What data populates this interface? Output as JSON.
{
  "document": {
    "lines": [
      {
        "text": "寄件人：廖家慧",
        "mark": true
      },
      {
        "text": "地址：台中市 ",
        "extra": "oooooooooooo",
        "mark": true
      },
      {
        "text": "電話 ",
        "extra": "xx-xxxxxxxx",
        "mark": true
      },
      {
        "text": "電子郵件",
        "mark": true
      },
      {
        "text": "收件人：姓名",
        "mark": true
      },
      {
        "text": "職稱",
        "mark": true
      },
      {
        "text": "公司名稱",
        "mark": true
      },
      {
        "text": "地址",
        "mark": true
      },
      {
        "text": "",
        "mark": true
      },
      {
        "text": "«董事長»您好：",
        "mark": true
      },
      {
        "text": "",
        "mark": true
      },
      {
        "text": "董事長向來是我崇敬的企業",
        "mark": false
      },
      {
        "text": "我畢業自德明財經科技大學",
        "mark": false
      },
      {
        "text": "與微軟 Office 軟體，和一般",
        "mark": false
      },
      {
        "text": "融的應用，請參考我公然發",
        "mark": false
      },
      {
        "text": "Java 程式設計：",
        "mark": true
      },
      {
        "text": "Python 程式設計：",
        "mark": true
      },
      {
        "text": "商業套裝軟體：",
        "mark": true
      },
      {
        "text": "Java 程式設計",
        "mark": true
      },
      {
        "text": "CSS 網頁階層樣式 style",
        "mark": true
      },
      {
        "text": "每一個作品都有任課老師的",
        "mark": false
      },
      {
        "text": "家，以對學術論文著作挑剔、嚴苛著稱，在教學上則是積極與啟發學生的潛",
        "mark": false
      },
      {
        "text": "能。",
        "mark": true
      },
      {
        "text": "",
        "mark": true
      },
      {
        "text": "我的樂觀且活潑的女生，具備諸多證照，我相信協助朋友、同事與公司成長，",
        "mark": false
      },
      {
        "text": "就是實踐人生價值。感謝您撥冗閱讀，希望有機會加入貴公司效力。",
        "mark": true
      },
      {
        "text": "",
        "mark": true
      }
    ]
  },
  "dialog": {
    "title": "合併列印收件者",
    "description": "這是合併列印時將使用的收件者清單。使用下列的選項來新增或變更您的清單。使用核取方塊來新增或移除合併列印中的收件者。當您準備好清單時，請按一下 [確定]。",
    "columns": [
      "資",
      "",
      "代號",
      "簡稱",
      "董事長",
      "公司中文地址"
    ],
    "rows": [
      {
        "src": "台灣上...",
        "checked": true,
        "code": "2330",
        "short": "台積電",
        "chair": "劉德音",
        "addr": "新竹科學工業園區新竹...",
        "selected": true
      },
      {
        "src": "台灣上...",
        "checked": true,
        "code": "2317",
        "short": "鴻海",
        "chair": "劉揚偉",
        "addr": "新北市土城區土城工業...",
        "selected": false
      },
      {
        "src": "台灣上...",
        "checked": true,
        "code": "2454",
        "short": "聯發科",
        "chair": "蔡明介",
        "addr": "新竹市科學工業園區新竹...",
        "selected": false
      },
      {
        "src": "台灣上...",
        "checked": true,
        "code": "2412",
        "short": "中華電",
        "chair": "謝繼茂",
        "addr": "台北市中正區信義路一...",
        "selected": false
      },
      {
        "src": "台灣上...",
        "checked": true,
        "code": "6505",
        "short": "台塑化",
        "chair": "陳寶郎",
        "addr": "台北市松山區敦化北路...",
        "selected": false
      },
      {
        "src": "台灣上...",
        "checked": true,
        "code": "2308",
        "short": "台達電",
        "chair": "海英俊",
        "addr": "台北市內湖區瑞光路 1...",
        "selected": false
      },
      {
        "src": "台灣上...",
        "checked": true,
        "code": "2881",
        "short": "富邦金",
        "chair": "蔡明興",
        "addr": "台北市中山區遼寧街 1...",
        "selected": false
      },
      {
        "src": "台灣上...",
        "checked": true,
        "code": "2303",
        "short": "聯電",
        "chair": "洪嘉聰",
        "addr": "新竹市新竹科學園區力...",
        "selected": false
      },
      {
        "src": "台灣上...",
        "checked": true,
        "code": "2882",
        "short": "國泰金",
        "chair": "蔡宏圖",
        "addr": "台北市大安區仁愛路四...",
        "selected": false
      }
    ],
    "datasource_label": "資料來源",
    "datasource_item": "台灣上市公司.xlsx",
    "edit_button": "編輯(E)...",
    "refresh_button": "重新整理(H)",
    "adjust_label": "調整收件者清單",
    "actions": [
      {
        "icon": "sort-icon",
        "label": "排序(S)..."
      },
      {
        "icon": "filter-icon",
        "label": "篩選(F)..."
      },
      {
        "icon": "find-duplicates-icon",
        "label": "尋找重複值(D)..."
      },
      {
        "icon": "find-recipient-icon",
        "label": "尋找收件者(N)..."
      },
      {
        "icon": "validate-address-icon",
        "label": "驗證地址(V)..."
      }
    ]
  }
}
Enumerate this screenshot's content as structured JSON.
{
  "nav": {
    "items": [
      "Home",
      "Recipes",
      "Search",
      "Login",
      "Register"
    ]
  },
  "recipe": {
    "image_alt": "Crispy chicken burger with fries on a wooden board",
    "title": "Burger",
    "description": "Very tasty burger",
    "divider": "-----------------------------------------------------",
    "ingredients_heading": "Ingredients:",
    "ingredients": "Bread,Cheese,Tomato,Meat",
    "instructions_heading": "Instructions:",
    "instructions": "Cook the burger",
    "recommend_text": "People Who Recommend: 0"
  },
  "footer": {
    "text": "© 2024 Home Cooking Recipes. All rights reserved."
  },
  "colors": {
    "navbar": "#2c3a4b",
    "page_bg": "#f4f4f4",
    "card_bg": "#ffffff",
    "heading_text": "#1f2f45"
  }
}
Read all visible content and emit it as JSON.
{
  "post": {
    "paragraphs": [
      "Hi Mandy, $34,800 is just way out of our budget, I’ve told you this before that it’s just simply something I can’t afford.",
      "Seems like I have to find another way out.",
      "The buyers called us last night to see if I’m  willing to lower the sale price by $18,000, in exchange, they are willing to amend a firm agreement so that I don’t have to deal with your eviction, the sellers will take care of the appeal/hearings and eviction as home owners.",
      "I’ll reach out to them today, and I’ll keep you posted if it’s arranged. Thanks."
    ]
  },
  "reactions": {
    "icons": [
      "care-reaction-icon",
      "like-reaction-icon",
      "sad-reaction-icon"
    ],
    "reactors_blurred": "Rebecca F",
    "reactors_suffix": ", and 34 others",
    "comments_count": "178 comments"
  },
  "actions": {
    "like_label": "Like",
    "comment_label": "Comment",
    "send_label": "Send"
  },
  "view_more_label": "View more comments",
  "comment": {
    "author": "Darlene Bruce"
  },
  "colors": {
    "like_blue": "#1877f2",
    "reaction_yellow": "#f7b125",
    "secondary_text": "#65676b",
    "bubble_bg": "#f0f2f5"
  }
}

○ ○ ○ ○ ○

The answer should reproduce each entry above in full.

WRITTEN REPLY -
What data populates this interface? Output as JSON.
{
  "document": {
    "lines": [
      {
        "text": "寄件人：廖家慧",
        "mark": true
      },
      {
        "text": "地址：台中市 ",
        "extra": "oooooooooooo",
        "mark": true
      },
      {
        "text": "電話 ",
        "extra": "xx-xxxxxxxx",
        "mark": true
      },
      {
        "text": "電子郵件",
        "mark": true
      },
      {
        "text": "收件人：姓名",
        "mark": true
      },
      {
        "text": "職稱",
        "mark": true
      },
      {
        "text": "公司名稱",
        "mark": true
      },
      {
        "text": "地址",
        "mark": true
      },
      {
        "text": "",
        "mark": true
      },
      {
        "text": "«董事長»您好：",
        "mark": true
      },
      {
        "text": "",
        "mark": true
      },
      {
        "text": "董事長向來是我崇敬的企業",
        "mark": false
      },
      {
        "text": "我畢業自德明財經科技大學",
        "mark": false
      },
      {
        "text": "與微軟 Office 軟體，和一般",
        "mark": false
      },
      {
        "text": "融的應用，請參考我公然發",
        "mark": false
      },
      {
        "text": "Java 程式設計：",
        "mark": true
      },
      {
        "text": "Python 程式設計：",
        "mark": true
      },
      {
        "text": "商業套裝軟體：",
        "mark": true
      },
      {
        "text": "Java 程式設計",
        "mark": true
      },
      {
        "text": "CSS 網頁階層樣式 style",
        "mark": true
      },
      {
        "text": "每一個作品都有任課老師的",
        "mark": false
      },
      {
        "text": "家，以對學術論文著作挑剔、嚴苛著稱，在教學上則是積極與啟發學生的潛",
        "mark": false
      },
      {
        "text": "能。",
        "mark": true
      },
      {
        "text": "",
        "mark": true
      },
      {
        "text": "我的樂觀且活潑的女生，具備諸多證照，我相信協助朋友、同事與公司成長，",
        "mark": false
      },
      {
        "text": "就是實踐人生價值。感謝您撥冗閱讀，希望有機會加入貴公司效力。",
        "mark": true
      },
      {
        "text": "",
        "mark": true
      }
    ]
  },
  "dialog": {
    "title": "合併列印收件者",
    "description": "這是合併列印時將使用的收件者清單。使用下列的選項來新增或變更您的清單。使用核取方塊來新增或移除合併列印中的收件者。當您準備好清單時，請按一下 [確定]。",
    "columns": [
      "資",
      "",
      "代號",
      "簡稱",
      "董事長",
      "公司中文地址"
    ],
    "rows": [
      {
        "src": "台灣上...",
        "checked": true,
        "code": "2330",
        "short": "台積電",
        "chair": "劉德音",
        "addr": "新竹科學工業園區新竹...",
        "selected": true
      },
      {
        "src": "台灣上...",
        "checked": true,
        "code": "2317",
        "short": "鴻海",
        "chair": "劉揚偉",
        "addr": "新北市土城區土城工業...",
        "selected": false
      },
      {
        "src": "台灣上...",
        "checked": true,
        "code": "2454",
        "short": "聯發科",
        "chair": "蔡明介",
        "addr": "新竹市科學工業園區新竹...",
        "selected": false
      },
      {
        "src": "台灣上...",
        "checked": true,
        "code": "2412",
        "short": "中華電",
        "chair": "謝繼茂",
        "addr": "台北市中正區信義路一...",
        "selected": false
      },
      {
        "src": "台灣上...",
        "checked": true,
        "code": "6505",
        "short": "台塑化",
        "chair": "陳寶郎",
        "addr": "台北市松山區敦化北路...",
        "selected": false
      },
      {
        "src": "台灣上...",
        "checked": true,
        "code": "2308",
        "short": "台達電",
        "chair": "海英俊",
        "addr": "台北市內湖區瑞光路 1...",
        "selected": false
      },
      {
        "src": "台灣上...",
        "checked": true,
        "code": "2881",
        "short": "富邦金",
        "chair": "蔡明興",
        "addr": "台北市中山區遼寧街 1...",
        "selected": false
      },
      {
        "src": "台灣上...",
        "checked": true,
        "code": "2303",
        "short": "聯電",
        "chair": "洪嘉聰",
        "addr": "新竹市新竹科學園區力...",
        "selected": false
      },
      {
        "src": "台灣上...",
        "checked": true,
        "code": "2882",
        "short": "國泰金",
        "chair": "蔡宏圖",
        "addr": "台北市大安區仁愛路四...",
        "selected": false
      }
    ],
    "datasource_label": "資料來源",
    "datasource_item": "台灣上市公司.xlsx",
    "edit_button": "編輯(E)...",
    "refresh_button": "重新整理(H)",
    "adjust_label": "調整收件者清單",
    "actions": [
      {
        "icon": "sort-icon",
        "label": "排序(S)..."
      },
      {
        "icon": "filter-icon",
        "label": "篩選(F)..."
      },
      {
        "icon": "find-duplicates-icon",
        "label": "尋找重複值(D)..."
      },
      {
        "icon": "find-recipient-icon",
        "label": "尋找收件者(N)..."
      },
      {
        "icon": "validate-address-icon",
        "label": "驗證地址(V)..."
      }
    ]
  }
}
Enumerate this screenshot's content as structured JSON.
{
  "nav": {
    "items": [
      "Home",
      "Recipes",
      "Search",
      "Login",
      "Register"
    ]
  },
  "recipe": {
    "image_alt": "Crispy chicken burger with fries on a wooden board",
    "title": "Burger",
    "description": "Very tasty burger",
    "divider": "-----------------------------------------------------",
    "ingredients_heading": "Ingredients:",
    "ingredients": "Bread,Cheese,Tomato,Meat",
    "instructions_heading": "Instructions:",
    "instructions": "Cook the burger",
    "recommend_text": "People Who Recommend: 0"
  },
  "footer": {
    "text": "© 2024 Home Cooking Recipes. All rights reserved."
  },
  "colors": {
    "navbar": "#2c3a4b",
    "page_bg": "#f4f4f4",
    "card_bg": "#ffffff",
    "heading_text": "#1f2f45"
  }
}
Read all visible content and emit it as JSON.
{
  "post": {
    "paragraphs": [
      "Hi Mandy, $34,800 is just way out of our budget, I’ve told you this before that it’s just simply something I can’t afford.",
      "Seems like I have to find another way out.",
      "The buyers called us last night to see if I’m  willing to lower the sale price by $18,000, in exchange, they are willing to amend a firm agreement so that I don’t have to deal with your eviction, the sellers will take care of the appeal/hearings and eviction as home owners.",
      "I’ll reach out to them today, and I’ll keep you posted if it’s arranged. Thanks."
    ]
  },
  "reactions": {
    "icons": [
      "care-reaction-icon",
      "like-reaction-icon",
      "sad-reaction-icon"
    ],
    "reactors_blurred": "Rebecca F",
    "reactors_suffix": ", and 34 others",
    "comments_count": "178 comments"
  },
  "actions": {
    "like_label": "Like",
    "comment_label": "Comment",
    "send_label": "Send"
  },
  "view_more_label": "View more comments",
  "comment": {
    "author": "Darlene Bruce"
  },
  "colors": {
    "like_blue": "#1877f2",
    "reaction_yellow": "#f7b125",
    "secondary_text": "#65676b",
    "bubble_bg": "#f0f2f5"
  }
}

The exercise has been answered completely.